Oh the story.
Here’s the thing. I like James Robison. I haven’t read everything he’s written and what I have hasn’t all been good. He has his ups and downs like anyone that creates does. There is just something about the material he’s working on since leaving DC that doesn’t click.
Saviors is about an alien invasion. It’s paint by numbers really. Guy no one believes discovers that theirs aliens among them asks questions (which we actually never see happen) and gets discovered by the aliens, they try to kill him, and a mystery stranger saves the day. That’s it.
I can’t even give you an example of this formula in movies or other comic books because I’ve blocked them out in my mind. I guess you could call it the “Body Snatchers” genre, but I think there are more examples, hell Doctor Who even has an episode that’s basically the same. I avoid stories that use this formula like the plague. They’re not interesting. There’s never anything new brought to the table and the hero always wins. The hero has to win because otherwise you’d hate the story even more.
What’s worse is that Robison appears to think that the addition of drugs will somehow enrich or change the story just enough that you don’t notice the well-worn formula. Well it doesn’t. In fact it honestly came off like it was pandering to the audience. Our introduction to the main character and the world is four pages of the main character smoking pot and feeling sorry for himself because everyone else moved on with life. Granted what he’s saying is the complete opposite. He says he’s actually fine with the fact that his life never changes because all he needs is weed, but J.Bone’s art paints a different story. Also is there anything more cliché than saying “nothing in my life changes” right before a characters entire life changes? I think not.
Aside from the terribly unoriginal story that’s recycled every few years (possibly every year) there were two other facts of the story that shook me to my core. When Tommy (the main character) first discovers the aliens they’ve changed their faces in order to speak in alien to each other… think about that. There’s supposedly no one around to hear or see them and yet they need to speak in their alien form? What’s worse is that this plays into my second biggest problem. Once the aliens reveal themselves they have a second transformation… meaning they changed into a secondary formation just to talk and it’s not even their true form. Why bother? It’s literally there to progress the story and is 100% convenient writing. Again though, it’s how every other versions of this story also play out so I can’t fault Robinson for just using what was in front of him. Well actually I can since he chose to use it.

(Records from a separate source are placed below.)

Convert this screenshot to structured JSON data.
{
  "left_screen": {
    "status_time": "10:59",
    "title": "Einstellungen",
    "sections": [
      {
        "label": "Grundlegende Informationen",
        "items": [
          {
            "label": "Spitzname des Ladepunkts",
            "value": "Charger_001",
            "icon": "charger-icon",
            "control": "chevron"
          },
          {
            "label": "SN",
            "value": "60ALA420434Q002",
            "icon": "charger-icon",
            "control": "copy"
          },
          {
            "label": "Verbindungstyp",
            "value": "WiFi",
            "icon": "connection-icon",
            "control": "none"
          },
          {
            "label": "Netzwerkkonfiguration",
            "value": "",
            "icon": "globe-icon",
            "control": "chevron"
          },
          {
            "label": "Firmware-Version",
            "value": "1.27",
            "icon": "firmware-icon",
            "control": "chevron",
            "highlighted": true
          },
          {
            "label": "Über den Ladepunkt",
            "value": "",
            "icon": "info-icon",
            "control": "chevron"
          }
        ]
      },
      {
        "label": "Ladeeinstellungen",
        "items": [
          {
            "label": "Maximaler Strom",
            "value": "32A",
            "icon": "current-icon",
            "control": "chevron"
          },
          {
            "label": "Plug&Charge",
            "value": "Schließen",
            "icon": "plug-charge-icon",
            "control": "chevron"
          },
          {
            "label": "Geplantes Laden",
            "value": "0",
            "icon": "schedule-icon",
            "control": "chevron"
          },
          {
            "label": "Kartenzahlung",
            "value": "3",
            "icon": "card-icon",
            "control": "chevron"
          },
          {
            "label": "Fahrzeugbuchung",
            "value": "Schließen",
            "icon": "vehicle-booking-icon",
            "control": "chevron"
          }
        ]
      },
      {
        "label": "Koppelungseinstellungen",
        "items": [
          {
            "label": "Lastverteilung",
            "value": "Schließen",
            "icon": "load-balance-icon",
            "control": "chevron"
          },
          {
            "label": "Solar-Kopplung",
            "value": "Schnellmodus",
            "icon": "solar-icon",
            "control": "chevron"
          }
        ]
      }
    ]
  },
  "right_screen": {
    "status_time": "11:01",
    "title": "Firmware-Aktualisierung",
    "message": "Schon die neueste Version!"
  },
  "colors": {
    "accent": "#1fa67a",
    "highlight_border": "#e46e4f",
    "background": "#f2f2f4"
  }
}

Usually I would say that “this book isn’t for me” implying that others will probably like it, but that I did not. It’s actually just a bullshit way of saying, “this is my opinion, but I get that I’m in the minority on this one so don’t attack me for having a different opinion.” Let’s be honest that’s what it means. You can tell me my opinion’s wrong, but I will be looking up examples in the meantime. (Start with this list)
I’m not coming back for the second issue. I’m surprised that it’s gotten ongoing status and that people enjoyed it enough for that to happen. This formula is beyond tired and Robison and Bone don’t bring anything to the table to make it fresh and it almost feels as if they’re relying on their names to do the heavy lifting. This book didn’t anger me; it actually offended me as a comic book reader because that last thing I want to read is bad, recycled movie plotlines.
Score: 2/5 (Only for the art)
Writer: James Robinson Artist: J. Bone Publisher: Image Comics Price: $2.99 Release Date: 12/24/13